This research-focused strand brought together normative ideas with the empirical study of what makes people accept something as legitimate or not. It was convened by Dr Claudia Sternberg, Principal Research Fellow at the European Institute. Click on the headers below to find out about its to key outputs:
- an international workshop on political legitimacy, seen from the angles of multiple disciplines
- a book on denials and promises of mutual recognition in the Euro crisis, endorsed by the Greek and German foreign ministers. Listen to our podcast below to get a taste of it.
- Through the Looking Glass: Political Legitimacy from Multiple Angles (Workshop, 13 July 2019)

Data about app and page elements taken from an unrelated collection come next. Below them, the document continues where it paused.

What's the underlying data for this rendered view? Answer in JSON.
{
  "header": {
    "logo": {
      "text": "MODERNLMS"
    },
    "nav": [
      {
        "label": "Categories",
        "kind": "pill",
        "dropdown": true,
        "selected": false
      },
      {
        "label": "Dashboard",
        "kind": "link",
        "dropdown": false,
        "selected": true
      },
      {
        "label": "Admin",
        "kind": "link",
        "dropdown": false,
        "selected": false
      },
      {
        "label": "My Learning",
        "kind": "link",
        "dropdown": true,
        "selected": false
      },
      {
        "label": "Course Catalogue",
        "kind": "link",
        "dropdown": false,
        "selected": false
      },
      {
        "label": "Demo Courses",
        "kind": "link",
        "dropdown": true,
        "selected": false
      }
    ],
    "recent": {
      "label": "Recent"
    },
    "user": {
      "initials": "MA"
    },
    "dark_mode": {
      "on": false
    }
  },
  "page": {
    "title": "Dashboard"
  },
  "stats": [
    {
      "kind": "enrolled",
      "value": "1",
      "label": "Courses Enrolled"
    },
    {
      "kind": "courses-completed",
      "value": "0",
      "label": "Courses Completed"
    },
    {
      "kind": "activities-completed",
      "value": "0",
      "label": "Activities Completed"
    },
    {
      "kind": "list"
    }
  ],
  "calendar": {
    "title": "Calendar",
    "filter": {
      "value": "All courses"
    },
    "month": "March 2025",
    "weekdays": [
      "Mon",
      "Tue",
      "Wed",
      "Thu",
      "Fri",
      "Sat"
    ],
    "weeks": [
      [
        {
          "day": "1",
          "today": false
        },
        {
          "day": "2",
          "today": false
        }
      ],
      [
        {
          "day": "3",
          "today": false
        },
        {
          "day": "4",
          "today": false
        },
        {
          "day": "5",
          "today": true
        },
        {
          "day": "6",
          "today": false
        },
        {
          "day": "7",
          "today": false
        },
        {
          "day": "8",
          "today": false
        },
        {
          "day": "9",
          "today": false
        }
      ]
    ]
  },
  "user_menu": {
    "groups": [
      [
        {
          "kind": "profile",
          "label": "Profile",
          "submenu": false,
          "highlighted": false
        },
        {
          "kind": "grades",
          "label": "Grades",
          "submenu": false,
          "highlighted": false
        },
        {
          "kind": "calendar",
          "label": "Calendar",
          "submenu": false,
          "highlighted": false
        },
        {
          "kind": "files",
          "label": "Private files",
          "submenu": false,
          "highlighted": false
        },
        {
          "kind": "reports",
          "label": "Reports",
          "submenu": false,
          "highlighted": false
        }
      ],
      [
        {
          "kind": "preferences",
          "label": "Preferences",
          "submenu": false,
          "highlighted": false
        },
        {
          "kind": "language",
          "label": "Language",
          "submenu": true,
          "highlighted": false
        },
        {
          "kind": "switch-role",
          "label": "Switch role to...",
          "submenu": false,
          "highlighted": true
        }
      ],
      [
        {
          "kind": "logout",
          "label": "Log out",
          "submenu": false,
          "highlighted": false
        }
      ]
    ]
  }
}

This workshop brought together researchers working on political legitimacy from a range of disciplinary and methodological perspectives; from political philosophy over law, criminology, and behaviouralist survey-based social science to qualitative approaches and international relations. The purpose of the workshop was to engage with each other's takes on legitimacy:
- What kinds of questions do we ask about legitimacy, and what kinds of answers have we found; what are major fault lines of debate and lines of inquiry in our respective fields?

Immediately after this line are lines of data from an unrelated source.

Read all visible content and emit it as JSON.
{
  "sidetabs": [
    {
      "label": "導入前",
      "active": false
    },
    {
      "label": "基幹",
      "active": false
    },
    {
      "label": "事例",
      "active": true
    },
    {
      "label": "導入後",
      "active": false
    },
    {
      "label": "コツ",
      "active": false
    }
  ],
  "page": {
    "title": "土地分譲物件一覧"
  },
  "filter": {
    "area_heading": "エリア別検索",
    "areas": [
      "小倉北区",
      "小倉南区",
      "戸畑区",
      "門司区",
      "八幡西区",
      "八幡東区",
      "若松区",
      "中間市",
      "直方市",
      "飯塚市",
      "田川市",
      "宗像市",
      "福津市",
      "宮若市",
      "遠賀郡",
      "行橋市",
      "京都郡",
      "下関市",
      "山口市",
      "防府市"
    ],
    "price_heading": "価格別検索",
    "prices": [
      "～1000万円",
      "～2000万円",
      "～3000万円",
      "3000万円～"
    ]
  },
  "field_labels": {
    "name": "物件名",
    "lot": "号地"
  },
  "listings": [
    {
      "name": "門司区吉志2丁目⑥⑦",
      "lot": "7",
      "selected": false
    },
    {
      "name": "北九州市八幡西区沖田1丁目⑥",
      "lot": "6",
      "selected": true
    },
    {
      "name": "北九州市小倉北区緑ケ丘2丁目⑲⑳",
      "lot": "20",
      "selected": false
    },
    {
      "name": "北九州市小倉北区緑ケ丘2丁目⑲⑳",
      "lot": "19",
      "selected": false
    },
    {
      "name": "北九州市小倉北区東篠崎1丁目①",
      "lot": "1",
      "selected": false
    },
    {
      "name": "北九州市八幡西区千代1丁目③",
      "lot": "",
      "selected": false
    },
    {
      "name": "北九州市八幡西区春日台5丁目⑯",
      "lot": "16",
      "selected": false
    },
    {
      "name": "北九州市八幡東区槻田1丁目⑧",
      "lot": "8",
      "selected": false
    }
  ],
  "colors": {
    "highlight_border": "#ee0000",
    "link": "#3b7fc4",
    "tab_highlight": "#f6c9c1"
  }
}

- What definitions or notions of political legitimacy do we advance and work with, and what is the picture of legitimacy that emerges from our work on it?
- What kinds of methodological approaches have we applied to legitimacy, respectively, and how do they shape what we can expect to see?

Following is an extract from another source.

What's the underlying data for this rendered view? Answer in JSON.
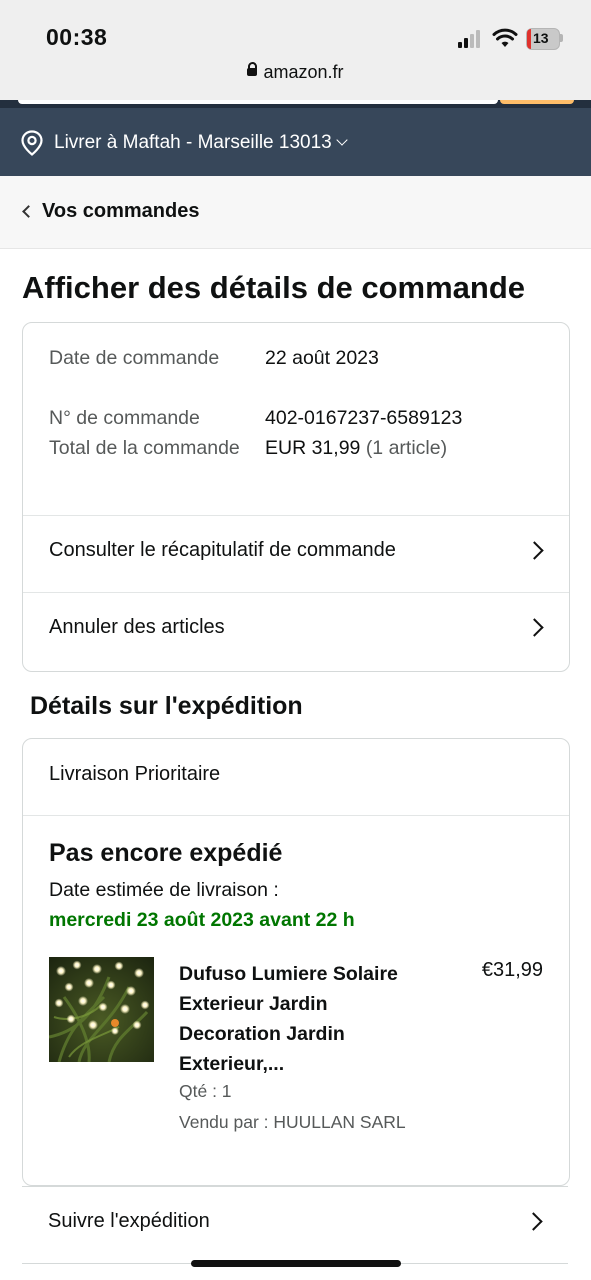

- What can we learn from each other? Can other ways of looking at legitimacy help us to think differently about the questions we want to ask about legitimacy, or can we begin to offer answers to each other’s questions?
Our fourteen participants came from ten universities in seven different countries:
* Silje Aambo Langvatn (Oslo, Public and International Law, formerly Pluricourts)
* Rodney Barker (LSE, Government)
* Richard Bellamy (UCL, Political Science)
* Ben Bradford (UCL, Security and Crime Science/Global City Policing)
* Tom Christiano (University of Arizona, Philosophy)
* Oliver Gerstenberg (UCL, Laws)
* Amanda Greene (UCL, Political Philosophy)
* Alicia Blanco Gonzalez (King Juan Carlos University, Business Administration)
* Jon Jackson (LSE, Methodology)
* Nomi Lazar (Yale/National University of Singapore College, Political Theory)
* Chris Lord (Arena Centre for European Studies, University of Oslo, Politics)
* Thomas Sommerer (University of Stockholm, Political Science)
* Claudia Sternberg (UCL, Politics)
* Albert Weale (UCL, Political Theory and Public Policy)
- The Greco-German Affair in the Euro Crisis: Mutual Recognition Lost? (By Claudia Sternberg, Kira Gartzou-Katsouyanni, and Kalypso Nicolaidis)
This book focuses on one of the most highly charged relationships of the Euro crisis, that between Greece and Germany, from 2009 to 2015. It explores the many ways in which Greeks and Germans represented and often insulted one another in the media, how their self-understanding shifted in the process, and how this in turn affected their respective appraisal of the EU and that which divides us or keeps us together as Europeans. These stories illustrate the book’s broader argument about mutual recognition, an idea and norm at the very heart of the European project. The book is constructed around a normative pivot. On one hand, the authors suggest that the tumultuous affair between the two peoples can be read as “mutual recognition lost” through a thousand cuts. On the other, they argue that the relationship has only bent rather than broken down, opening the potential for a renewed promise of mutual recognition and an ethos of “fair play” that may even re-source the EU as a whole. The book’s engaging story and original argument may appeal not only to experts of European politics and democracy, but also to interested or emotionally invested citizens, of whatever nationality.
'If the burden of the past reminds us that relations between Greece and Germany have not been easy at times, this has not always been the case. German national identity was shaped in part by ancient Greek culture, while the foundation of modern Greece took place during the rule of a Bavarian king. This book provides a highly valuable insight into the complexity of Greek-German relations within the EU and into the role of unjust stereotypes often dominating public debate.' (Nikos Kotzias, Greek Minister of Foreign Affairs)
'This book is exceptional. It offers a highly valuable contribution to the literature on the ‘euro crisis’ as, unlike most work on the subject, the authors go far beyond a mere financial perspective. In doing so it manages to reshape our awareness of key European values.' (Sigmar Gabriel, German Minister of Foreign Affairs)